John says to the tax collectors: “don’t cheat people.” I wonder what he would say to the wheelers and dealers on Wall Street and on Main St. who make profits on people, who force workers into low wages, and then complain that they don’t make enough money. Economic fairness is required.
John says to the soldiers: “Do not extort anyone by threats or false accusations.” People who have authority, those who are given responsibility to protect and defend, better do so. 137 shots into two unarmed people in East Cleveland sounds “fishy” to me.
I told you this would get deep! When Christ comes it is not just to make you feel warm and fuzzy, it is to make you shine with glory. There is a cost to discipleship.
What would John the Baptist say to you, if you asked him the question: “what should I do?”
I wonder what he would say: “go to therapy?” “Tell your spouse, ‘I am sorry?'” “Go to meeting and face your addiction?” “Tell the truth, no more lies?” “Stop downloading porn?”
For some the words might be: “Would you allow yourself to relax?” “You don’t have to do it all.” “Don’t try to figure it out.” “Quit being so hard on yourself!””Ask for help.” Maybe even, “Trust you are lovable!” Sometimes even gentle and affirming words can agitate.
But above all, what is most important to John, is that God wants to get to the root of it all. “His ax is lying at the root of the tree.”(not the branches) Don’t go half way. If you have to change – CHANGE! Go deeper. Get to the root of the matter.
Why are you and your spouse having such troubles?
Why do you feel so out of sync, not at home in your own body?
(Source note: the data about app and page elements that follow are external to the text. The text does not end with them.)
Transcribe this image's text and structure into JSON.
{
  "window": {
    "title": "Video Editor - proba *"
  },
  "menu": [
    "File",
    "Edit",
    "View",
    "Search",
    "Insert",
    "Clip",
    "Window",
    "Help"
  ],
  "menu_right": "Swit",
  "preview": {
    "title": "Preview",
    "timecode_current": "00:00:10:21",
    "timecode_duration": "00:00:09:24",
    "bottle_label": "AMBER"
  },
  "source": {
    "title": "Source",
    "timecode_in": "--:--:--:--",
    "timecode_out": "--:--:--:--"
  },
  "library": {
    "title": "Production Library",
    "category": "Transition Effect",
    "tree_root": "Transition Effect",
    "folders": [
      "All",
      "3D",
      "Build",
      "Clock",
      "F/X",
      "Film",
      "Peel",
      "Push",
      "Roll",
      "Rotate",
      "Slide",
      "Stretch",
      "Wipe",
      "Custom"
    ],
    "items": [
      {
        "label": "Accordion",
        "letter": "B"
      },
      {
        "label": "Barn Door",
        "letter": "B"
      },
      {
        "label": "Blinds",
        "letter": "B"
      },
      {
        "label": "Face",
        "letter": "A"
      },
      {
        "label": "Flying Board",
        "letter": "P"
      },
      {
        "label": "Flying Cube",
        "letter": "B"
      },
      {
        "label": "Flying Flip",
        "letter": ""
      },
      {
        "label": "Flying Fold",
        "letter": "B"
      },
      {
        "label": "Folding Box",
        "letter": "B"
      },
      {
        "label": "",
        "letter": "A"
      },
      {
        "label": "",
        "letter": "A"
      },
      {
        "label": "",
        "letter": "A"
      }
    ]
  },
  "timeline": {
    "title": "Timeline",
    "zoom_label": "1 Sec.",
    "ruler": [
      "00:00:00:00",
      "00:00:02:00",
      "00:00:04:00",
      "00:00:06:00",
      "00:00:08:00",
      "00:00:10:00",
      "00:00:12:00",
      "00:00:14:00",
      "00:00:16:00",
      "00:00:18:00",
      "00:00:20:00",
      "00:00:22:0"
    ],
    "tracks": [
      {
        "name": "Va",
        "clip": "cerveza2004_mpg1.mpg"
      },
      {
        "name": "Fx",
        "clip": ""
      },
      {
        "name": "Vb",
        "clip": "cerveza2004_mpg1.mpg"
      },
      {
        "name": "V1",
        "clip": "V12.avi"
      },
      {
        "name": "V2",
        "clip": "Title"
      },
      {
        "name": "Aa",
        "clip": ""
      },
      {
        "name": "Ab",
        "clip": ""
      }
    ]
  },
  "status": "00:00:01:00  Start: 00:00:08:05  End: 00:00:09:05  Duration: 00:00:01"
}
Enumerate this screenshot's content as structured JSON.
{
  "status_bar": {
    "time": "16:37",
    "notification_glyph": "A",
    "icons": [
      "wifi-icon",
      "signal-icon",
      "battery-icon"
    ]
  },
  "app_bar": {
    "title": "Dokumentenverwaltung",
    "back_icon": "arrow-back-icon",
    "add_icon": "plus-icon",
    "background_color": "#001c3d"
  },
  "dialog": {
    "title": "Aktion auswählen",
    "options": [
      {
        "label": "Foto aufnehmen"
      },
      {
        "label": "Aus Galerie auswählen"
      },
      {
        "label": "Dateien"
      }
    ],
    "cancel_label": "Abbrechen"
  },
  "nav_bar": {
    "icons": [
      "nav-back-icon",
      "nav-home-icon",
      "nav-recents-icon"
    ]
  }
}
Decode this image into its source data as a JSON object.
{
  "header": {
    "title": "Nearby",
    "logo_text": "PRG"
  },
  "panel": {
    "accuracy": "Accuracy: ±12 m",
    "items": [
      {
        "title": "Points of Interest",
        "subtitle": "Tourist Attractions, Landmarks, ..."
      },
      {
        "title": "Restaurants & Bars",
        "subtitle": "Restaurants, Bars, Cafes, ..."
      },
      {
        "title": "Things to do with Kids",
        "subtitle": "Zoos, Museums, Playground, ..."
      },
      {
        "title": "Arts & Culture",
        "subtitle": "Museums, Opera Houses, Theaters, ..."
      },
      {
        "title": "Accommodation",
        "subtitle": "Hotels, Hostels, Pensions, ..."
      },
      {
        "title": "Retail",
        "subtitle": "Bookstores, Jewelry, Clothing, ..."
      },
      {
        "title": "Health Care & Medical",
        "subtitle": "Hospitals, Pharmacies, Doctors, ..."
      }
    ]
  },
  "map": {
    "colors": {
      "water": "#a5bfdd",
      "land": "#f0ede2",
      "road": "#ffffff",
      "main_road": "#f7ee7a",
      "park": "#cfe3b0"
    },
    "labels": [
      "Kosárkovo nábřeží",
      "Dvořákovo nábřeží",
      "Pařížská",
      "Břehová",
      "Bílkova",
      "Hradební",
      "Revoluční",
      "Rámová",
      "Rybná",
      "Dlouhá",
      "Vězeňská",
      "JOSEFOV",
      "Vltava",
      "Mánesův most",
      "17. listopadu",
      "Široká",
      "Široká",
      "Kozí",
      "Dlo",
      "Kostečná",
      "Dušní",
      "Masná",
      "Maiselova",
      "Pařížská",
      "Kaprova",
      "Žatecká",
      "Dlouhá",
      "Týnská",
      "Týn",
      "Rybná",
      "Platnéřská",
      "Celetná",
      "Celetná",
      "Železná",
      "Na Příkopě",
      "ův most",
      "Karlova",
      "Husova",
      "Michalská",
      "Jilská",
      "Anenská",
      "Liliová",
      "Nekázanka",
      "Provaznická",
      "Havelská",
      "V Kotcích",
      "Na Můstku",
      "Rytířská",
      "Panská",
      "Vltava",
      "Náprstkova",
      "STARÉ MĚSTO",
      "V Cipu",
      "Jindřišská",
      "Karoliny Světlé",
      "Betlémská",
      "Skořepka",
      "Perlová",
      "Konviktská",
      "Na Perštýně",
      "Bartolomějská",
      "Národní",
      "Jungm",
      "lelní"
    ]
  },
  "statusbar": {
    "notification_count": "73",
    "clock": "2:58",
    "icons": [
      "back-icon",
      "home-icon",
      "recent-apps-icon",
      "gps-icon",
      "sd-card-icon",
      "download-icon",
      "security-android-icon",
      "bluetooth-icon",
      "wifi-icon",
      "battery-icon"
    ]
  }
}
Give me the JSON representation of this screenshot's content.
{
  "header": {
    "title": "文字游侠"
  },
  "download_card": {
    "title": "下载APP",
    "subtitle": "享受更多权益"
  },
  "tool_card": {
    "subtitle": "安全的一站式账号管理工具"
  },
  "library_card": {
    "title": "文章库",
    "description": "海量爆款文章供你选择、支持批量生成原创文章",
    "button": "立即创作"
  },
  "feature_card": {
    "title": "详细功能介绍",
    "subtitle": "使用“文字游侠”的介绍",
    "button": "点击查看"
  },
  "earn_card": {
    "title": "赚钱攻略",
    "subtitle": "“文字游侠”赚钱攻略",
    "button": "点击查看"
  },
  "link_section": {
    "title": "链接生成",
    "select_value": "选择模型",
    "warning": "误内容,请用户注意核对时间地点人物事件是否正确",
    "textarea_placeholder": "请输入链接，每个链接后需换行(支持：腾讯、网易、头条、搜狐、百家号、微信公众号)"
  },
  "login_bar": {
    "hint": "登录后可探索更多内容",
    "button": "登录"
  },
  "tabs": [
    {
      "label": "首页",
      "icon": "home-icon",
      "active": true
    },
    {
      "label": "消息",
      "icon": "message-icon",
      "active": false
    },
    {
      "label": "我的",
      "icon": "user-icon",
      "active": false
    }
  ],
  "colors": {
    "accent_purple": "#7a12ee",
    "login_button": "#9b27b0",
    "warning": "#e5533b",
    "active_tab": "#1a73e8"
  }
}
Why are you stuck in the same rut?
Socially, it is a good thing to feed the hungry – but what is the root of the problem – how can we get to the deeper issue of “why are there hungry people?”
We can be dismayed at the number of young black men in prison but what is the root cause of this new kind of “Jim Crow?” as Michelle Alexander names it.
Why are there pockets of concentrated poverty and a whole generation of lost boys and girls?
Are you willing to go deep? Do we really want to change? There are things that each of us must do individually to prepare for the “one who is to come.” There are things we must do professionally to prepare for the “one who is to come.” There are things we must do socially and politically to prepare for the “one who is to come.” This is what John the Baptist week is stirring up in me.
God is coming. God is here. And there are paths that still need to be straightened. There are valleys that still need to be filled. There are barriers that still need to come down. There are rough places that still need to be made smooth.
Just when you thought it was safe to get into the waters again…. Here comes John the Baptist.